By SA Paint Manufacturers Association (SAPMA)
After preparing the surfaces for painting, as outlined by the SA Paint Manufacturing Association (SAPMA) in the last issue of SA Affordable Housing, the next step is to choose the desired paint finish and colour.
SAPMA member, ICI Dulux Paints, here outlines some of the main differences between the various paints on the market.
Water-based (acrylic) emulsion paints are perfect for use on indoor walls. They are available in different levels of sheens and toughness, including a super-durable finish ideal for high traffic areas like hallways or children’s bedrooms. Some varieties have the added benefit of being washable so the walls can be cleaned with just a simple wipe down. It is also much easier, incidentally, to clean your brushes or rollers after using emulsion paints: just rinsing in a bucket of water will do.
Matt paint has a flatter (almost chalky) like finish. Although traditionally used in period properties, it is ideal to provide a super-modern look to a home. Matt acrylic paint also does a great job at disguising flaws and surface imperfections due to diffused light reflection. Because the film is microscopically rougher, conventional matt paints can mark slightly easier and is slightly more difficult to clean than higher sheen options, however there are premium matt options available with extreme wash and stain-resistance. Matt paint is suitable for cement plaster, gypsum plaster, concrete, fibre cement, ceiling boards, and wooden surfaces. As noted, before, proper preparation is necessary.
Low – Medium sheen paint:
This type of paint is the most washable and stain-resistant of all emulsion wall paints, making it ideal for busy areas that require frequent cleaning. Unfortunately, one of its flaws is that it can reveal imperfections due to the specular reflection, so make sure the wall is perfectly prepared prior to using a sheen paint. It can also be used to subtly highlight traditional features like covings and cornices. This type of paint is versatile and can be used for walls, ceiling, and indoors and outdoors on cement plaster, fibre cement, concrete, brickwork, and various types of composite boarding.
Satinwood paint is a great option if a sheen finish for interior wood and metal is required.
Gloss enamel paint:
Gloss enamel paint has a mid-to-high finish and is an old standby for wood and metalwork. It is extremely durable with colours that resist UV-ray fading. It is also scratch- and stain-resistant and provides an attractive, even gloss finish. Enamel based paints are not breathable and therefore help to keep destructive elements such as oxygen and moisture vapour away from metals and wood. What is more, you can save application time if a one-coat or non-drip option is selected.

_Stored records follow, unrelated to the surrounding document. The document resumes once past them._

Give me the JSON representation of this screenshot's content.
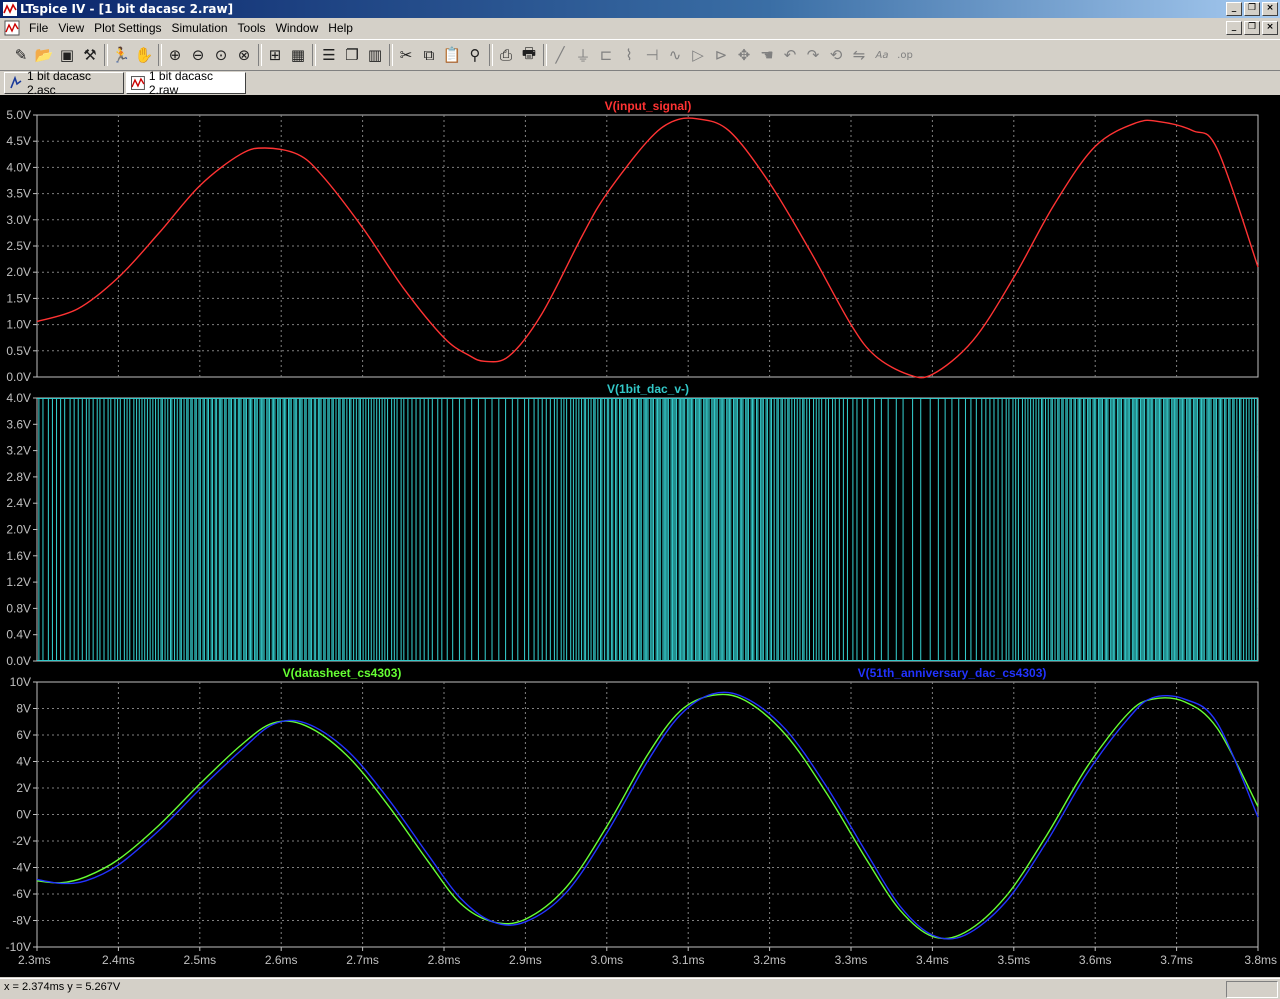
{
  "window": {
    "title": "LTspice IV - [1 bit dacasc 2.raw]"
  },
  "menu": {
    "items": [
      "File",
      "View",
      "Plot Settings",
      "Simulation",
      "Tools",
      "Window",
      "Help"
    ]
  },
  "toolbar": {
    "icons": [
      "new-schematic-icon",
      "open-icon",
      "save-icon",
      "control-panel-icon",
      "run-icon",
      "halt-icon",
      "zoom-in-icon",
      "zoom-out-icon",
      "zoom-fit-icon",
      "zoom-cancel-icon",
      "autorange-icon",
      "plot-settings-icon",
      "tile-horizontal-icon",
      "cascade-icon",
      "tile-vertical-icon",
      "cut-icon",
      "copy-icon",
      "paste-icon",
      "find-icon",
      "print-preview-icon",
      "print-icon",
      "draw-wire-icon",
      "ground-icon",
      "label-net-icon",
      "resistor-icon",
      "capacitor-icon",
      "inductor-icon",
      "diode-icon",
      "component-icon",
      "move-icon",
      "drag-icon",
      "undo-icon",
      "redo-icon",
      "rotate-icon",
      "mirror-icon",
      "text-icon",
      "spice-directive-icon"
    ]
  },
  "tabs": [
    {
      "label": "1 bit dacasc 2.asc",
      "icon": "schematic-icon",
      "active": false
    },
    {
      "label": "1 bit dacasc 2.raw",
      "icon": "waveform-icon",
      "active": true
    }
  ],
  "status": {
    "text": "x = 2.374ms    y = 5.267V"
  },
  "colors": {
    "background": "#000000",
    "grid": "#808080",
    "axis_text": "#c0c0c0",
    "frame": "#c0c0c0",
    "red": "#ff3333",
    "cyan": "#33c8c8",
    "green": "#66ff33",
    "blue": "#2233ff"
  },
  "chart_data": [
    {
      "type": "line",
      "series": [
        {
          "name": "V(input_signal)",
          "color": "#ff3333",
          "x": [
            2.3,
            2.35,
            2.4,
            2.45,
            2.5,
            2.55,
            2.58,
            2.62,
            2.65,
            2.7,
            2.75,
            2.8,
            2.83,
            2.85,
            2.88,
            2.92,
            2.97,
            3.0,
            3.05,
            3.08,
            3.11,
            3.15,
            3.2,
            3.25,
            3.3,
            3.33,
            3.37,
            3.4,
            3.45,
            3.5,
            3.55,
            3.6,
            3.65,
            3.68,
            3.72,
            3.75,
            3.8
          ],
          "y": [
            1.06,
            1.3,
            1.9,
            2.75,
            3.65,
            4.25,
            4.37,
            4.25,
            3.85,
            2.85,
            1.7,
            0.75,
            0.42,
            0.3,
            0.4,
            1.2,
            2.7,
            3.5,
            4.5,
            4.87,
            4.93,
            4.7,
            3.7,
            2.4,
            1.0,
            0.4,
            0.05,
            0.05,
            0.7,
            1.9,
            3.3,
            4.4,
            4.85,
            4.87,
            4.7,
            4.35,
            2.1
          ]
        }
      ],
      "xlim": [
        2.3,
        3.8
      ],
      "ylim": [
        0,
        5
      ],
      "y_ticks": [
        "5.0V",
        "4.5V",
        "4.0V",
        "3.5V",
        "3.0V",
        "2.5V",
        "2.0V",
        "1.5V",
        "1.0V",
        "0.5V",
        "0.0V"
      ],
      "grid": true
    },
    {
      "type": "line",
      "series": [
        {
          "name": "V(1bit_dac_v-)",
          "color": "#33c8c8",
          "levels": [
            0,
            4
          ],
          "density": "pulse train, dense high-frequency switching between 0V and 4V"
        }
      ],
      "xlim": [
        2.3,
        3.8
      ],
      "ylim": [
        0,
        4
      ],
      "y_ticks": [
        "4.0V",
        "3.6V",
        "3.2V",
        "2.8V",
        "2.4V",
        "2.0V",
        "1.6V",
        "1.2V",
        "0.8V",
        "0.4V",
        "0.0V"
      ],
      "grid": true
    },
    {
      "type": "line",
      "series": [
        {
          "name": "V(datasheet_cs4303)",
          "color": "#66ff33",
          "x": [
            2.3,
            2.33,
            2.36,
            2.4,
            2.45,
            2.5,
            2.55,
            2.59,
            2.63,
            2.68,
            2.73,
            2.78,
            2.82,
            2.86,
            2.9,
            2.95,
            3.0,
            3.05,
            3.09,
            3.13,
            3.17,
            3.22,
            3.27,
            3.32,
            3.36,
            3.4,
            3.44,
            3.49,
            3.54,
            3.59,
            3.64,
            3.67,
            3.71,
            3.75,
            3.8
          ],
          "y": [
            -5.0,
            -5.15,
            -4.7,
            -3.4,
            -0.8,
            2.3,
            5.2,
            6.9,
            6.7,
            4.5,
            0.8,
            -3.5,
            -6.7,
            -8.1,
            -7.9,
            -5.5,
            -0.9,
            4.5,
            7.8,
            9.0,
            8.6,
            6.0,
            1.6,
            -3.5,
            -7.2,
            -9.2,
            -8.9,
            -6.2,
            -1.6,
            3.6,
            7.6,
            8.7,
            8.5,
            6.5,
            0.6
          ]
        },
        {
          "name": "V(51th_anniversary_dac_cs4303)",
          "color": "#2233ff",
          "x": [
            2.3,
            2.33,
            2.36,
            2.4,
            2.45,
            2.5,
            2.55,
            2.59,
            2.63,
            2.68,
            2.73,
            2.78,
            2.82,
            2.86,
            2.9,
            2.95,
            3.0,
            3.05,
            3.09,
            3.13,
            3.17,
            3.22,
            3.27,
            3.32,
            3.36,
            3.4,
            3.44,
            3.49,
            3.54,
            3.59,
            3.64,
            3.67,
            3.71,
            3.75,
            3.8
          ],
          "y": [
            -4.9,
            -5.2,
            -5.0,
            -3.8,
            -1.2,
            1.9,
            4.8,
            6.8,
            6.9,
            4.9,
            1.3,
            -3.0,
            -6.3,
            -8.1,
            -8.1,
            -5.9,
            -1.4,
            4.0,
            7.5,
            9.1,
            8.8,
            6.4,
            2.1,
            -3.0,
            -6.9,
            -9.1,
            -9.1,
            -6.6,
            -2.1,
            3.1,
            7.2,
            8.8,
            8.7,
            6.9,
            -0.2
          ]
        }
      ],
      "xlim": [
        2.3,
        3.8
      ],
      "ylim": [
        -10,
        10
      ],
      "y_ticks": [
        "10V",
        "8V",
        "6V",
        "4V",
        "2V",
        "0V",
        "-2V",
        "-4V",
        "-6V",
        "-8V",
        "-10V"
      ],
      "x_ticks": [
        "2.3ms",
        "2.4ms",
        "2.5ms",
        "2.6ms",
        "2.7ms",
        "2.8ms",
        "2.9ms",
        "3.0ms",
        "3.1ms",
        "3.2ms",
        "3.3ms",
        "3.4ms",
        "3.5ms",
        "3.6ms",
        "3.7ms",
        "3.8ms"
      ],
      "grid": true
    }
  ]
}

High gloss paint:
This super-shiny paint gives a mirror-like finish that looks great on all kinds of wood and metal surfaces and can be used indoors and out, where it will highlight any design feature. Choose water-based gloss paints for indoor projects and use oil-based for outdoor work. Gloss finishes are generally easiest to keep clean because they do not hold much dirt so can be cleaned easily. The solvent-based formulation offers excellent flow, with a tough, durable high gloss finish.
When it comes to selecting the right colour for house painting, SAPMA approached another producer member, Warrior Paints, for some advice:
First, when deciding on an exterior paint colour for a house, consider other aspects of the building such as the colour of the roof, deck, and other structures to ensure that there are as strong matching factors as possible.
Indoors, consider the psychological effects of colours. Paint colours can change the feel of a room: warm colours such as red, orange, and yellow make a room inviting, while dark colours can make a room appear smaller. Think of what type of activities take place in the room scheduled for repainting and choose a colour appropriate for each room based on this.
“Matt paint is suitable for cement plaster, gypsum plaster, concrete, fibre cement, ceiling boards, and wooden surfaces.”
Choosing the right paint colours, specifically interior paint, starts with understanding warm and cold colours. Cold colours have white tones, while warm colours have warm hues of brown. The difference in ‘warmth’ is clearly illustrated in producers’ paint swatches and will be grouped under headings of warm, neutral, and cold. If you are thinking of choosing a dark colour for your walls, remember that they are more prone to fading in areas where exposed to direct sunlight.
Take note of the other contents of a room such as artwork, furniture, floors etc. and choose a paint colour that complements these aspects of the room and accentuate the objects already there. A home’s paint colour should always match its furniture and décor.
Decide whether you want your interior wall paint to be an accent, or act as a neutral backdrop. If you want the wall paint to blend, complement, be understated, or continue a predetermined theme, the best choice is a neutral colour paint.
Also, do not be afraid to mix and match. You can paint three walls in a room with a neutral colour and make the other an accent wall that pops up colour and enhances design – a most effective way to create something different when it comes to interior décor.